§ **ASSIGNED TASK**: Retype the entries word for word, leaving nothing out.

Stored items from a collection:
--- START ---
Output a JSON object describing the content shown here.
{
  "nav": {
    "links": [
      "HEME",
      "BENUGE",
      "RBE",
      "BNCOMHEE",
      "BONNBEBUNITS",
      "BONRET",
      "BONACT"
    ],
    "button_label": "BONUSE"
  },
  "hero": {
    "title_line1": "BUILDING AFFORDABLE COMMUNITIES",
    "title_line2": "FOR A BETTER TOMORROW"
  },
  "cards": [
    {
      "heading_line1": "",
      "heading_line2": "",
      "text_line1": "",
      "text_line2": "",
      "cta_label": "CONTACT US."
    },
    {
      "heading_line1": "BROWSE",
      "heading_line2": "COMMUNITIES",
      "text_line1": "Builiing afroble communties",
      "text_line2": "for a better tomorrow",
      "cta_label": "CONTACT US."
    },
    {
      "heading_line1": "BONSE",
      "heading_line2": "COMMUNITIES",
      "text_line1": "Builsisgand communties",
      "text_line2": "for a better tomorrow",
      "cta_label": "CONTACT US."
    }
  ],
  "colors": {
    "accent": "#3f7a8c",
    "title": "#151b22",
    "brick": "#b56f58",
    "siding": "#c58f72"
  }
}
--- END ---
§ **SOLUTION TO THIS TASK**:
Output a JSON object describing the content shown here.
{
  "nav": {
    "links": [
      "HEME",
      "BENUGE",
      "RBE",
      "BNCOMHEE",
      "BONNBEBUNITS",
      "BONRET",
      "BONACT"
    ],
    "button_label": "BONUSE"
  },
  "hero": {
    "title_line1": "BUILDING AFFORDABLE COMMUNITIES",
    "title_line2": "FOR A BETTER TOMORROW"
  },
  "cards": [
    {
      "heading_line1": "",
      "heading_line2": "",
      "text_line1": "",
      "text_line2": "",
      "cta_label": "CONTACT US."
    },
    {
      "heading_line1": "BROWSE",
      "heading_line2": "COMMUNITIES",
      "text_line1": "Builiing afroble communties",
      "text_line2": "for a better tomorrow",
      "cta_label": "CONTACT US."
    },
    {
      "heading_line1": "BONSE",
      "heading_line2": "COMMUNITIES",
      "text_line1": "Builsisgand communties",
      "text_line2": "for a better tomorrow",
      "cta_label": "CONTACT US."
    }
  ],
  "colors": {
    "accent": "#3f7a8c",
    "title": "#151b22",
    "brick": "#b56f58",
    "siding": "#c58f72"
  }
}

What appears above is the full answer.